Thumbs up to no city subsidies for Amazon project. The golden rule in development nowadays is to shell out subsidies for large-scale projects, such as the millions of dollars Mount Pleasant is directing at Foxconn for the construction of its new plant there. So, we did a double take when we heard the city of Beloit isn't giving tax breaks to Amazon for a 1 million-square-foot distribution center on 80 acres along Gateway Boulevard. (The city is selling the land for cheap, $80, but that's an indirect contribution.) Beloit also is entertaining a new deal for a privately-funded baseball stadium to go in the downtown—no public money for that project, either. Beloit seems to be working some taxpayer magic. What's the trick, hypnosis?
Thumbs up to pardoning Edgerton man. A nagging thought about the pardon that Gov. Tony Evers granted recently to a former Marine from Edgerton is that this man might have received his fresh start years ago from former Gov. Scott Walker. But as a rule, Walker refused to grant pardons, forcing people such as Eric Pizer to wait years.
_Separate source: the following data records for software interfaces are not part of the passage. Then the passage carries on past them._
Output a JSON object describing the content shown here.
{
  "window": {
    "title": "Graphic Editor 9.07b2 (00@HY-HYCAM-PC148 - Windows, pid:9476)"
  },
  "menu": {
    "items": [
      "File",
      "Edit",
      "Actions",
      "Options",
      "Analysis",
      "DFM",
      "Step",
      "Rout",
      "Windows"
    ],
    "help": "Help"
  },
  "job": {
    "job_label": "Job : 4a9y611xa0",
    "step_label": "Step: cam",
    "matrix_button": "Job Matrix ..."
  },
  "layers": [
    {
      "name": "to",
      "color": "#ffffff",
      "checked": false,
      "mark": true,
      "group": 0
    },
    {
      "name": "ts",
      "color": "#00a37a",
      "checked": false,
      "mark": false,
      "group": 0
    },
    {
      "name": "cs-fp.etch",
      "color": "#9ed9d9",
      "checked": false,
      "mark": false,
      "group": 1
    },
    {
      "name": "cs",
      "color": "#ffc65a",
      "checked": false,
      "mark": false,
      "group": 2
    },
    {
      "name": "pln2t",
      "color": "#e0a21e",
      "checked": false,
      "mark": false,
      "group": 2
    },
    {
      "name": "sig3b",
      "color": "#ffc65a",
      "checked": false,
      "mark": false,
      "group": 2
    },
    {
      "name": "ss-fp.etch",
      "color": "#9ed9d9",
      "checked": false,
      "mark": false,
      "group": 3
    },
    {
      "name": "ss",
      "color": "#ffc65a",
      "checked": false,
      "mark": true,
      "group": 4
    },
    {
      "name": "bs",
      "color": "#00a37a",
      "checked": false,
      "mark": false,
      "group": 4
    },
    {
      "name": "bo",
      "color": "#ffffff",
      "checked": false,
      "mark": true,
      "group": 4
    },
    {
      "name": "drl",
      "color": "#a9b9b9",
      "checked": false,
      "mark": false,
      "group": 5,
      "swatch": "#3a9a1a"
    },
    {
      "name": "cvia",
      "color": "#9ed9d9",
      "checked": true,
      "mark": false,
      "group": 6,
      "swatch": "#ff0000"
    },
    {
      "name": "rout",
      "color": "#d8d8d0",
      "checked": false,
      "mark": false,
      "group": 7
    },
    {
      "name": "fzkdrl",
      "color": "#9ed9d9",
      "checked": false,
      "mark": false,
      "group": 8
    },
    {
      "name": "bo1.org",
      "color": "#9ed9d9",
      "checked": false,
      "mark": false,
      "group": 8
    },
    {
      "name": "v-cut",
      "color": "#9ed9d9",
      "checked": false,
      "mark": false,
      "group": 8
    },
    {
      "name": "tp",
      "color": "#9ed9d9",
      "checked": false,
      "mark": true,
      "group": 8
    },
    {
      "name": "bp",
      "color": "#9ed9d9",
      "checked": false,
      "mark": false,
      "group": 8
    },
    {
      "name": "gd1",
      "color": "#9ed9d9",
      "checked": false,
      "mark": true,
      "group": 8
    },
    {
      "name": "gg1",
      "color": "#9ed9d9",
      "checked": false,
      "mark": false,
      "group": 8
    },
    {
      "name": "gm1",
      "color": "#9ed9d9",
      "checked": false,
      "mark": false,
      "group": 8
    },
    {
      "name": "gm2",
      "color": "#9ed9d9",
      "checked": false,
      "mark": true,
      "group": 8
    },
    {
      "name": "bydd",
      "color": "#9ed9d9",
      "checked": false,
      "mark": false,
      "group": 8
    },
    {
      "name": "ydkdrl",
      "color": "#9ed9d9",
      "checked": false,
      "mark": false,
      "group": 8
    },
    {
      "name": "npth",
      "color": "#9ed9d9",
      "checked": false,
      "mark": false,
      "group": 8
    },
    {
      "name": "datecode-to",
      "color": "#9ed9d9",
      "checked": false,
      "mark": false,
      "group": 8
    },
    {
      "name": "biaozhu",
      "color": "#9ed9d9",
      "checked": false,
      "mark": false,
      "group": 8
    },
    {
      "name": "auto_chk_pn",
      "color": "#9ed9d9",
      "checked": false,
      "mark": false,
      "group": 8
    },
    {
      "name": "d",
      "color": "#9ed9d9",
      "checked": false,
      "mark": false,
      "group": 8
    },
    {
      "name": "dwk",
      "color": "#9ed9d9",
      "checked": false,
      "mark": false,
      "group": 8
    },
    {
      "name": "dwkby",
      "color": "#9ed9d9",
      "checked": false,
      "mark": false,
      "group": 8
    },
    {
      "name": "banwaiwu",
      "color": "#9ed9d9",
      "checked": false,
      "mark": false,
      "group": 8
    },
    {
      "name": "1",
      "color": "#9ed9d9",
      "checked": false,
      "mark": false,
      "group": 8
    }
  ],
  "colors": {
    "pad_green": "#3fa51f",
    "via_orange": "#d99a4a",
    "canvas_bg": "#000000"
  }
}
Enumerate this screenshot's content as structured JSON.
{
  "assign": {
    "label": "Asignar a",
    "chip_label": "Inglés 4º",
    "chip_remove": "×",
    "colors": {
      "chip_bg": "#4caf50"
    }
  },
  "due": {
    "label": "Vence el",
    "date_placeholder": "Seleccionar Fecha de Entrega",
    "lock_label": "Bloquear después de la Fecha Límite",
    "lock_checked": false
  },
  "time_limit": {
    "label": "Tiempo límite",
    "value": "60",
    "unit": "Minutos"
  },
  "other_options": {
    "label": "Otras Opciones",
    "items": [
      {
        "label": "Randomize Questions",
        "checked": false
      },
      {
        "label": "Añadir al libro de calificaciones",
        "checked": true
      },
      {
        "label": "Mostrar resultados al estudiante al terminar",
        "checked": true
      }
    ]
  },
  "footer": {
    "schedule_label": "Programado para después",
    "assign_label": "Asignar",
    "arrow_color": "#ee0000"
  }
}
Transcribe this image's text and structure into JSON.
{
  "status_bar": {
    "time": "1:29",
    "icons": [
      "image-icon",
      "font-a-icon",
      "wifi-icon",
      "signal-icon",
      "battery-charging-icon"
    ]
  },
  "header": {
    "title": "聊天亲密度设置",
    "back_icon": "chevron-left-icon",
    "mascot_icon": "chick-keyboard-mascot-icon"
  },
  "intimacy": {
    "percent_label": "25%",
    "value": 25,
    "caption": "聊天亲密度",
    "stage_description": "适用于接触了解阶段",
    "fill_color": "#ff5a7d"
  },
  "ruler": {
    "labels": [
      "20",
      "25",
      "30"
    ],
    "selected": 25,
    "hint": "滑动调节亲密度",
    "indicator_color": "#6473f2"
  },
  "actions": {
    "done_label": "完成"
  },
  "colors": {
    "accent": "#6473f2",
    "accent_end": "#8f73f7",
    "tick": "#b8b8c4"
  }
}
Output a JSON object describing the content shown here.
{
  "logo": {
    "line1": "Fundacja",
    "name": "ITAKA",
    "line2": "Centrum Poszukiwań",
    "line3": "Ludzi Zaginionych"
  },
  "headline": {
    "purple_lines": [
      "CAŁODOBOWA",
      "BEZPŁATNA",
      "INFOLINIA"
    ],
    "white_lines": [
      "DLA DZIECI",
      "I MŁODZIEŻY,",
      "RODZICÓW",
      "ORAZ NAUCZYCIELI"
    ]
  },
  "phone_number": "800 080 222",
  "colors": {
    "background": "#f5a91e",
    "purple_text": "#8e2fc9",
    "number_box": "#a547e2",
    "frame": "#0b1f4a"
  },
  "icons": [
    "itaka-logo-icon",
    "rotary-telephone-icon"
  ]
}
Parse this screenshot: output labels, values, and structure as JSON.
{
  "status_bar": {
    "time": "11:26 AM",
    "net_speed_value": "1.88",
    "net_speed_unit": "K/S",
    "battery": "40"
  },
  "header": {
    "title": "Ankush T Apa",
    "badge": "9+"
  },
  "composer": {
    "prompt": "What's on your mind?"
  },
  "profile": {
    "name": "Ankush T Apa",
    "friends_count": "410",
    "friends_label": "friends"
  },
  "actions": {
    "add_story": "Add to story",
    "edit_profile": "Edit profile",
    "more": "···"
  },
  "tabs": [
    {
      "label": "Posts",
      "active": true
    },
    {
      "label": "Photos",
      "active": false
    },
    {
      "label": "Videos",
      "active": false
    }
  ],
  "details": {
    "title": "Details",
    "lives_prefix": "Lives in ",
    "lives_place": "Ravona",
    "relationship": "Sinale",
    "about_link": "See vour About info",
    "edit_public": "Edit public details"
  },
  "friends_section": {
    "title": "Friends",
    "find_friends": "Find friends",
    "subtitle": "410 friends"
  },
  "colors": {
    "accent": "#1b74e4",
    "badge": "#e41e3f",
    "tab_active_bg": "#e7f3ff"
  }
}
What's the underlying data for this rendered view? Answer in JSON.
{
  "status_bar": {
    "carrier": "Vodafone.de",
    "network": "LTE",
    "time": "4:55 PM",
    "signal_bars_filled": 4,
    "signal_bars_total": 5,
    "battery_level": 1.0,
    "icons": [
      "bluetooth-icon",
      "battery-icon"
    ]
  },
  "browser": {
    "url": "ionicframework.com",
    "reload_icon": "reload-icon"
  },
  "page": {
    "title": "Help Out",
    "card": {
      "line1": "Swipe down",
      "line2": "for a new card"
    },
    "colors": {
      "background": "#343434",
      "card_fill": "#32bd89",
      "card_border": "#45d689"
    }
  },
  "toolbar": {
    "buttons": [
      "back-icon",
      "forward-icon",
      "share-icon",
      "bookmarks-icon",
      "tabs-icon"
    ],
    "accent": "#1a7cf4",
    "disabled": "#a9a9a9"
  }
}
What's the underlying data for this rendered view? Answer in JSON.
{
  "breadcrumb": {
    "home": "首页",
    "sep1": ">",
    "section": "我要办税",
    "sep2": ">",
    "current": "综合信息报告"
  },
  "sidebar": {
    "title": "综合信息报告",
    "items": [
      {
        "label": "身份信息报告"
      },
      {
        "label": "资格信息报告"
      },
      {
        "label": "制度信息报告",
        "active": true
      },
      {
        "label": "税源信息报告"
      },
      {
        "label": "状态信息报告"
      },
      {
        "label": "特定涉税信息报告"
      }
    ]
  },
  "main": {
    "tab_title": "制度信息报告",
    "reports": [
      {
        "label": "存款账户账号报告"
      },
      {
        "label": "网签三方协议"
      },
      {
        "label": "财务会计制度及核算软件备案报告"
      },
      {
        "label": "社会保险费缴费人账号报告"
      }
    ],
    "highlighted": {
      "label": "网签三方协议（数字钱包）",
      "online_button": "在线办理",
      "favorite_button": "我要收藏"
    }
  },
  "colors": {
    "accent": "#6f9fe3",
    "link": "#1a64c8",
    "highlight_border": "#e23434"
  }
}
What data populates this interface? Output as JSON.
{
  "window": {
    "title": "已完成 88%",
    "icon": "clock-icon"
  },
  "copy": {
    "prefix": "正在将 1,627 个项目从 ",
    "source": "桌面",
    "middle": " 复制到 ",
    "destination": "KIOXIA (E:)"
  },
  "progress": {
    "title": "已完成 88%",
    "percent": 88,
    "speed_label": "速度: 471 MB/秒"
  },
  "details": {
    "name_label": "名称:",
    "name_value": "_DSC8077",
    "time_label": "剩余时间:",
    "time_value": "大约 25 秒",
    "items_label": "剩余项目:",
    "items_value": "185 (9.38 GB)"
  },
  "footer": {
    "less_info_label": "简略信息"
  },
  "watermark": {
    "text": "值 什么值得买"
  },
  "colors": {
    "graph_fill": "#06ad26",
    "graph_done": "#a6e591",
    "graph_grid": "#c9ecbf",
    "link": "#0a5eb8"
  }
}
We hope Pizer can now achieve his life goals, which a felony on his record had prevented him from pursuing. He served two tours in Iraq but made a mistake when he got into a fight outside a bar after returning home in 2004. Pizer made amends with a man he punched, and we hope Evers grants more pardons like the one for Pizer, giving the benefit of the doubt to people who most deserve second chances.
Thumbs up to corralling protesters. Beloit College wasn't about to allow a repeat performance by Beloit College students, who in March succeeded in getting canceled a lecture by Erik Prince, founder of the private military company Blackwater. Like a group of defiant middle-schoolers, these students piled chairs onto a stage to stop Prince from addressing the audience. Nearly seven months later, lesson learned. Security was understandably tight during a discussion between former Gov. Scott Walker and former Vice President Dick Cheney at the Eaton Chapel on campus. Thankfully, protesters kept their songs and signs outside the chapel, which is how it should have been during Prince's visit.
Thumbs down to politicizing disability issue. Only the Legislature could politicize a simple request to allow a legislator to call into committee meetings that he can't attend in person because of a disability. Republicans dragged their feet for months on this issue. When they finally agreed to make the change last week, the legislator who wanted it, Rep. Jimmy Anderson, D-Fitchburg, called on his Democratic colleagues to vote against it because the measure supposedly included provisions to expand Republican power. Go figure. Cynical observers must wonder whether any issue is off limits to partisan treatment. We struggle to think of one.